▶ **What to do**
Please give the entries below again exactly, omitting every picture.
Dataset excerpts Block Start
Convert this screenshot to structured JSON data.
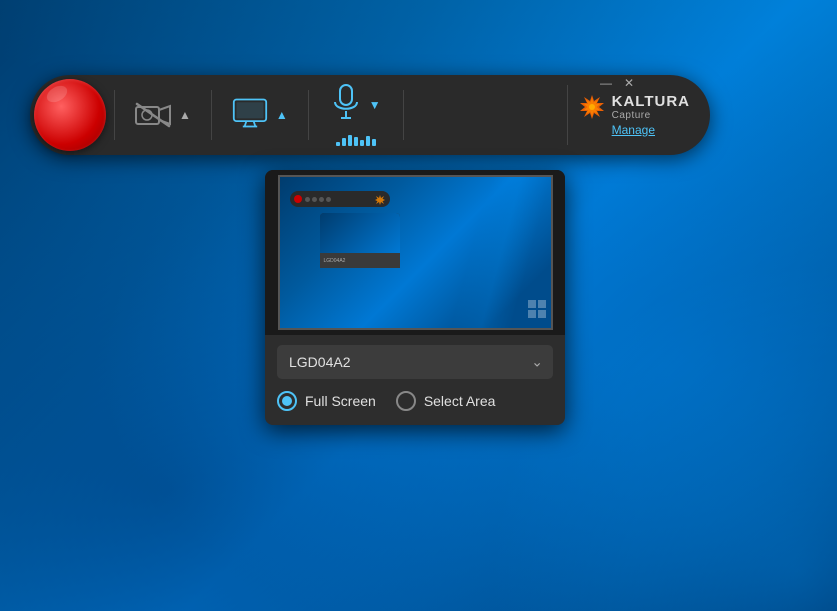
{
  "desktop": {
    "bg_color_start": "#003c6e",
    "bg_color_end": "#0078d4"
  },
  "toolbar": {
    "record_btn_label": "Record",
    "camera_label": "Camera",
    "monitor_label": "Screen",
    "mic_label": "Microphone",
    "window_minimize": "—",
    "window_close": "✕"
  },
  "kaltura": {
    "name": "KALTURA",
    "capture": "Capture",
    "manage_label": "Manage"
  },
  "screen_dropdown": {
    "monitor_name": "LGD04A2",
    "full_screen_label": "Full Screen",
    "select_area_label": "Select Area",
    "selected_option": "full_screen",
    "chevron": "⌄"
  }
}
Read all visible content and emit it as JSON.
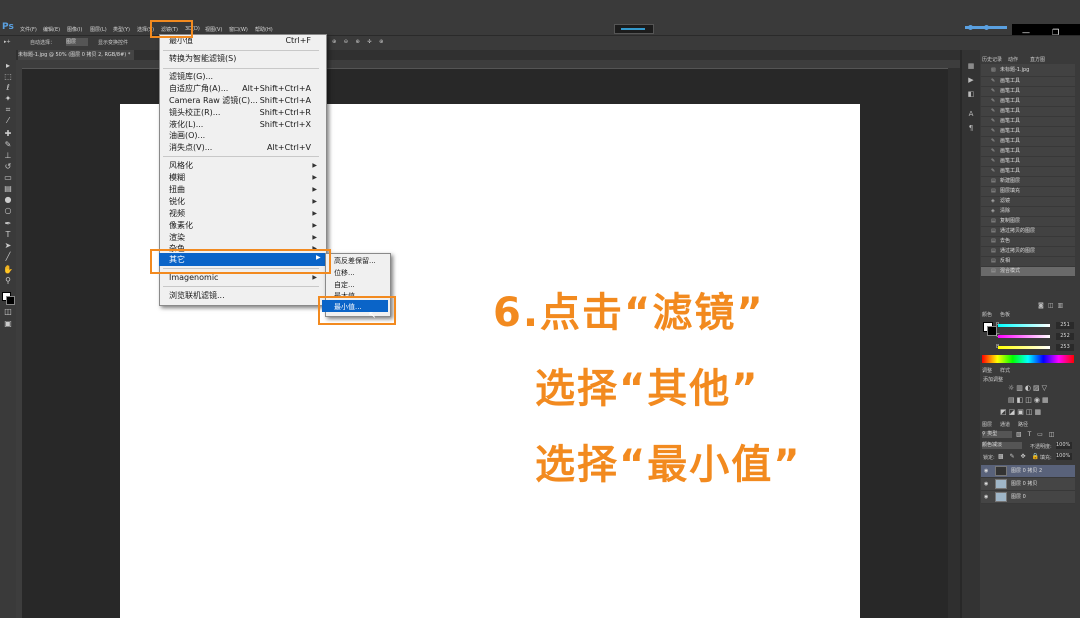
{
  "menubar": {
    "logo": "Ps",
    "items": [
      "文件(F)",
      "编辑(E)",
      "图像(I)",
      "图层(L)",
      "类型(Y)",
      "选择(S)",
      "滤镜(T)",
      "3D(D)",
      "视图(V)",
      "窗口(W)",
      "帮助(H)"
    ]
  },
  "options": {
    "auto_select": "自动选择：",
    "dropdown": "图层",
    "transform": "显示变换控件"
  },
  "document": {
    "tab_title": "未标题-1.jpg @ 50% (图层 0 拷贝 2, RGB/8#) *"
  },
  "filter_menu": {
    "last_filter": {
      "label": "最小值",
      "shortcut": "Ctrl+F"
    },
    "smart": "转换为智能滤镜(S)",
    "group2": [
      {
        "label": "滤镜库(G)...",
        "shortcut": ""
      },
      {
        "label": "自适应广角(A)...",
        "shortcut": "Alt+Shift+Ctrl+A"
      },
      {
        "label": "Camera Raw 滤镜(C)...",
        "shortcut": "Shift+Ctrl+A"
      },
      {
        "label": "镜头校正(R)...",
        "shortcut": "Shift+Ctrl+R"
      },
      {
        "label": "液化(L)...",
        "shortcut": "Shift+Ctrl+X"
      },
      {
        "label": "油画(O)...",
        "shortcut": ""
      },
      {
        "label": "消失点(V)...",
        "shortcut": "Alt+Ctrl+V"
      }
    ],
    "group3": [
      "风格化",
      "模糊",
      "扭曲",
      "锐化",
      "视频",
      "像素化",
      "渲染",
      "杂色"
    ],
    "other": "其它",
    "imagenomic": "Imagenomic",
    "browse": "浏览联机滤镜..."
  },
  "submenu": {
    "items": [
      "高反差保留...",
      "位移...",
      "自定...",
      "最大值..."
    ],
    "selected": "最小值..."
  },
  "annotation": {
    "line1": "6.点击“滤镜”",
    "line2": "选择“其他”",
    "line3": "选择“最小值”"
  },
  "panels": {
    "tabs": [
      "历史记录",
      "动作",
      "直方图"
    ],
    "snapshot": "未标题-1.jpg",
    "history": [
      "画笔工具",
      "画笔工具",
      "画笔工具",
      "画笔工具",
      "画笔工具",
      "画笔工具",
      "画笔工具",
      "画笔工具",
      "画笔工具",
      "画笔工具",
      "新建图层",
      "图层填充",
      "滤镜",
      "清除",
      "复制图层",
      "通过拷贝的图层",
      "去色",
      "通过拷贝的图层",
      "反相",
      "混合模式"
    ],
    "color_tabs": [
      "颜色",
      "色板"
    ],
    "color_values": {
      "R": "251",
      "G": "252",
      "B": "253"
    },
    "adjust_tabs": [
      "调整",
      "样式"
    ],
    "adjust_title": "添加调整",
    "layer_tabs": [
      "图层",
      "通道",
      "路径"
    ],
    "blend_mode": "颜色减淡",
    "opacity_label": "不透明度:",
    "opacity": "100%",
    "fill_label": "填充:",
    "fill": "100%",
    "lock_label": "锁定:",
    "layers": [
      "图层 0 拷贝 2",
      "图层 0 拷贝",
      "图层 0"
    ]
  },
  "colors": {
    "accent": "#f28a1f",
    "highlight": "#0a64c8"
  }
}
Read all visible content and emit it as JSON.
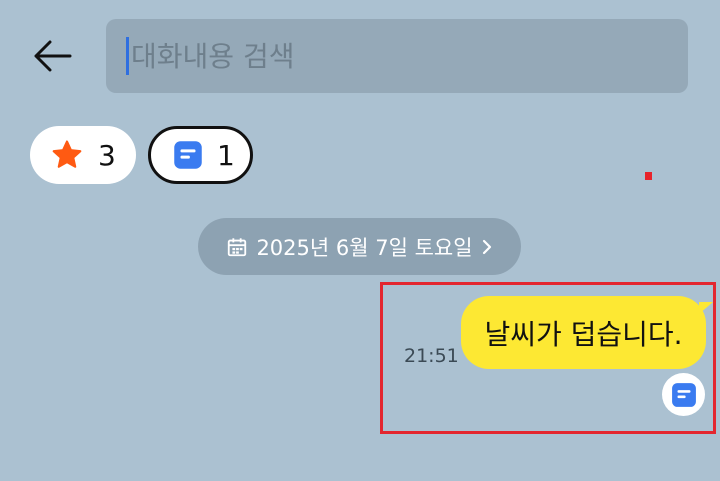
{
  "search": {
    "placeholder": "대화내용 검색",
    "value": ""
  },
  "filters": {
    "star": {
      "icon": "star-icon",
      "count": "3",
      "color": "#ff5a12"
    },
    "note": {
      "icon": "note-icon",
      "count": "1",
      "color": "#3a7bf0"
    }
  },
  "date_divider": {
    "icon": "calendar-icon",
    "label": "2025년 6월 7일 토요일",
    "chevron": "chevron-right-icon"
  },
  "message": {
    "text": "날씨가 덥습니다.",
    "time": "21:51",
    "bubble_color": "#fde833",
    "badge_icon": "note-icon"
  },
  "colors": {
    "background": "#abc1d1",
    "highlight": "#e3262f"
  }
}
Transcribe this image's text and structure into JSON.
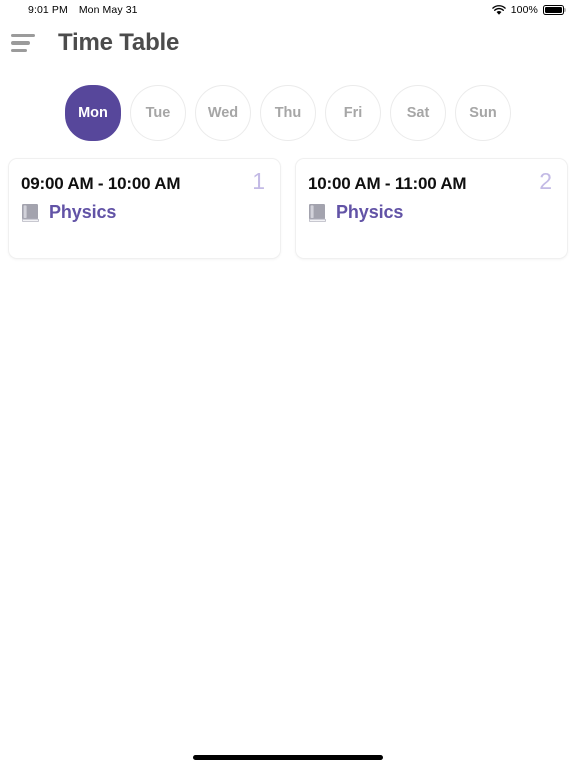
{
  "status_bar": {
    "time": "9:01 PM",
    "date": "Mon May 31",
    "battery_percent": "100%",
    "wifi_icon": "wifi-icon",
    "battery_icon": "battery-full-icon"
  },
  "app_bar": {
    "menu_icon": "hamburger-menu-icon",
    "title": "Time Table"
  },
  "day_selector": {
    "days": [
      {
        "label": "Mon",
        "selected": true
      },
      {
        "label": "Tue",
        "selected": false
      },
      {
        "label": "Wed",
        "selected": false
      },
      {
        "label": "Thu",
        "selected": false
      },
      {
        "label": "Fri",
        "selected": false
      },
      {
        "label": "Sat",
        "selected": false
      },
      {
        "label": "Sun",
        "selected": false
      }
    ],
    "selected_color": "#57479b",
    "unselected_text_color": "#a6a6a6",
    "unselected_border_color": "#ebebeb"
  },
  "classes": [
    {
      "time": "09:00 AM - 10:00 AM",
      "subject": "Physics",
      "index": "1",
      "subject_icon": "book-icon"
    },
    {
      "time": "10:00 AM - 11:00 AM",
      "subject": "Physics",
      "index": "2",
      "subject_icon": "book-icon"
    }
  ],
  "theme": {
    "accent": "#57479b",
    "subject_text": "#6253a6",
    "index_badge": "#c3bae5",
    "title_text": "#4c4c4c",
    "card_border": "#f0f0f0"
  },
  "home_indicator": "home-indicator"
}
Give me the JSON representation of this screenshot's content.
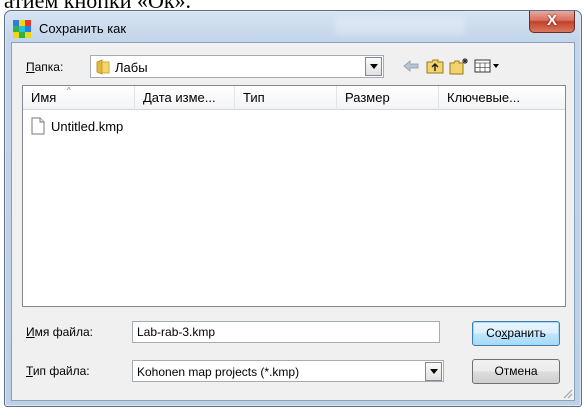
{
  "background_text": "атием кнопки «Ок».",
  "window": {
    "title": "Сохранить как",
    "close_glyph": "X"
  },
  "toolbar": {
    "folder_label_accel": "П",
    "folder_label_rest": "апка:",
    "folder_name": "Лабы",
    "icons": [
      "back-arrow-icon",
      "up-folder-icon",
      "new-folder-icon",
      "view-menu-icon"
    ]
  },
  "file_list": {
    "columns": [
      "Имя",
      "Дата изме...",
      "Тип",
      "Размер",
      "Ключевые..."
    ],
    "items": [
      {
        "name": "Untitled.kmp",
        "icon": "document-icon"
      }
    ]
  },
  "filename": {
    "label_accel": "И",
    "label_rest": "мя файла:",
    "value": "Lab-rab-3.kmp"
  },
  "filetype": {
    "label_accel": "Т",
    "label_rest": "ип файла:",
    "value": "Kohonen map projects (*.kmp)"
  },
  "buttons": {
    "save_pre": "Со",
    "save_accel": "х",
    "save_post": "ранить",
    "cancel": "Отмена"
  },
  "colors": {
    "title_gradient_top": "#d6e4f3",
    "close_red": "#c2412a",
    "client_bg": "#f0f0f0",
    "default_button_blue": "#3c7fb1"
  }
}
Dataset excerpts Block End
▶ **Finished exercise**
Convert this screenshot to structured JSON data.
{
  "desktop": {
    "bg_color_start": "#003c6e",
    "bg_color_end": "#0078d4"
  },
  "toolbar": {
    "record_btn_label": "Record",
    "camera_label": "Camera",
    "monitor_label": "Screen",
    "mic_label": "Microphone",
    "window_minimize": "—",
    "window_close": "✕"
  },
  "kaltura": {
    "name": "KALTURA",
    "capture": "Capture",
    "manage_label": "Manage"
  },
  "screen_dropdown": {
    "monitor_name": "LGD04A2",
    "full_screen_label": "Full Screen",
    "select_area_label": "Select Area",
    "selected_option": "full_screen",
    "chevron": "⌄"
  }
}
Read all visible content and emit it as JSON.
{
  "menubar": {
    "logo": "Ps",
    "items": [
      "文件(F)",
      "编辑(E)",
      "图像(I)",
      "图层(L)",
      "类型(Y)",
      "选择(S)",
      "滤镜(T)",
      "3D(D)",
      "视图(V)",
      "窗口(W)",
      "帮助(H)"
    ]
  },
  "options": {
    "auto_select": "自动选择：",
    "dropdown": "图层",
    "transform": "显示变换控件"
  },
  "document": {
    "tab_title": "未标题-1.jpg @ 50% (图层 0 拷贝 2, RGB/8#) *"
  },
  "filter_menu": {
    "last_filter": {
      "label": "最小值",
      "shortcut": "Ctrl+F"
    },
    "smart": "转换为智能滤镜(S)",
    "group2": [
      {
        "label": "滤镜库(G)...",
        "shortcut": ""
      },
      {
        "label": "自适应广角(A)...",
        "shortcut": "Alt+Shift+Ctrl+A"
      },
      {
        "label": "Camera Raw 滤镜(C)...",
        "shortcut": "Shift+Ctrl+A"
      },
      {
        "label": "镜头校正(R)...",
        "shortcut": "Shift+Ctrl+R"
      },
      {
        "label": "液化(L)...",
        "shortcut": "Shift+Ctrl+X"
      },
      {
        "label": "油画(O)...",
        "shortcut": ""
      },
      {
        "label": "消失点(V)...",
        "shortcut": "Alt+Ctrl+V"
      }
    ],
    "group3": [
      "风格化",
      "模糊",
      "扭曲",
      "锐化",
      "视频",
      "像素化",
      "渲染",
      "杂色"
    ],
    "other": "其它",
    "imagenomic": "Imagenomic",
    "browse": "浏览联机滤镜..."
  },
  "submenu": {
    "items": [
      "高反差保留...",
      "位移...",
      "自定...",
      "最大值..."
    ],
    "selected": "最小值..."
  },
  "annotation": {
    "line1": "6.点击“滤镜”",
    "line2": "选择“其他”",
    "line3": "选择“最小值”"
  },
  "panels": {
    "tabs": [
      "历史记录",
      "动作",
      "直方图"
    ],
    "snapshot": "未标题-1.jpg",
    "history": [
      "画笔工具",
      "画笔工具",
      "画笔工具",
      "画笔工具",
      "画笔工具",
      "画笔工具",
      "画笔工具",
      "画笔工具",
      "画笔工具",
      "画笔工具",
      "新建图层",
      "图层填充",
      "滤镜",
      "清除",
      "复制图层",
      "通过拷贝的图层",
      "去色",
      "通过拷贝的图层",
      "反相",
      "混合模式"
    ],
    "color_tabs": [
      "颜色",
      "色板"
    ],
    "color_values": {
      "R": "251",
      "G": "252",
      "B": "253"
    },
    "adjust_tabs": [
      "调整",
      "样式"
    ],
    "adjust_title": "添加调整",
    "layer_tabs": [
      "图层",
      "通道",
      "路径"
    ],
    "blend_mode": "颜色减淡",
    "opacity_label": "不透明度:",
    "opacity": "100%",
    "fill_label": "填充:",
    "fill": "100%",
    "lock_label": "锁定:",
    "layers": [
      "图层 0 拷贝 2",
      "图层 0 拷贝",
      "图层 0"
    ]
  },
  "colors": {
    "accent": "#f28a1f",
    "highlight": "#0a64c8"
  }
}
Read all visible content and emit it as JSON.
{
  "search": {
    "placeholder": "대화내용 검색",
    "value": ""
  },
  "filters": {
    "star": {
      "icon": "star-icon",
      "count": "3",
      "color": "#ff5a12"
    },
    "note": {
      "icon": "note-icon",
      "count": "1",
      "color": "#3a7bf0"
    }
  },
  "date_divider": {
    "icon": "calendar-icon",
    "label": "2025년 6월 7일 토요일",
    "chevron": "chevron-right-icon"
  },
  "message": {
    "text": "날씨가 덥습니다.",
    "time": "21:51",
    "bubble_color": "#fde833",
    "badge_icon": "note-icon"
  },
  "colors": {
    "background": "#abc1d1",
    "highlight": "#e3262f"
  }
}
Transcribe this image's text and structure into JSON.
{
  "status_bar": {
    "time": "9:01 PM",
    "date": "Mon May 31",
    "battery_percent": "100%",
    "wifi_icon": "wifi-icon",
    "battery_icon": "battery-full-icon"
  },
  "app_bar": {
    "menu_icon": "hamburger-menu-icon",
    "title": "Time Table"
  },
  "day_selector": {
    "days": [
      {
        "label": "Mon",
        "selected": true
      },
      {
        "label": "Tue",
        "selected": false
      },
      {
        "label": "Wed",
        "selected": false
      },
      {
        "label": "Thu",
        "selected": false
      },
      {
        "label": "Fri",
        "selected": false
      },
      {
        "label": "Sat",
        "selected": false
      },
      {
        "label": "Sun",
        "selected": false
      }
    ],
    "selected_color": "#57479b",
    "unselected_text_color": "#a6a6a6",
    "unselected_border_color": "#ebebeb"
  },
  "classes": [
    {
      "time": "09:00 AM - 10:00 AM",
      "subject": "Physics",
      "index": "1",
      "subject_icon": "book-icon"
    },
    {
      "time": "10:00 AM - 11:00 AM",
      "subject": "Physics",
      "index": "2",
      "subject_icon": "book-icon"
    }
  ],
  "theme": {
    "accent": "#57479b",
    "subject_text": "#6253a6",
    "index_badge": "#c3bae5",
    "title_text": "#4c4c4c",
    "card_border": "#f0f0f0"
  },
  "home_indicator": "home-indicator"
}
Give me the JSON representation of this screenshot's content.
{
  "background_text": "атием кнопки «Ок».",
  "window": {
    "title": "Сохранить как",
    "close_glyph": "X"
  },
  "toolbar": {
    "folder_label_accel": "П",
    "folder_label_rest": "апка:",
    "folder_name": "Лабы",
    "icons": [
      "back-arrow-icon",
      "up-folder-icon",
      "new-folder-icon",
      "view-menu-icon"
    ]
  },
  "file_list": {
    "columns": [
      "Имя",
      "Дата изме...",
      "Тип",
      "Размер",
      "Ключевые..."
    ],
    "items": [
      {
        "name": "Untitled.kmp",
        "icon": "document-icon"
      }
    ]
  },
  "filename": {
    "label_accel": "И",
    "label_rest": "мя файла:",
    "value": "Lab-rab-3.kmp"
  },
  "filetype": {
    "label_accel": "Т",
    "label_rest": "ип файла:",
    "value": "Kohonen map projects (*.kmp)"
  },
  "buttons": {
    "save_pre": "Со",
    "save_accel": "х",
    "save_post": "ранить",
    "cancel": "Отмена"
  },
  "colors": {
    "title_gradient_top": "#d6e4f3",
    "close_red": "#c2412a",
    "client_bg": "#f0f0f0",
    "default_button_blue": "#3c7fb1"
  }
}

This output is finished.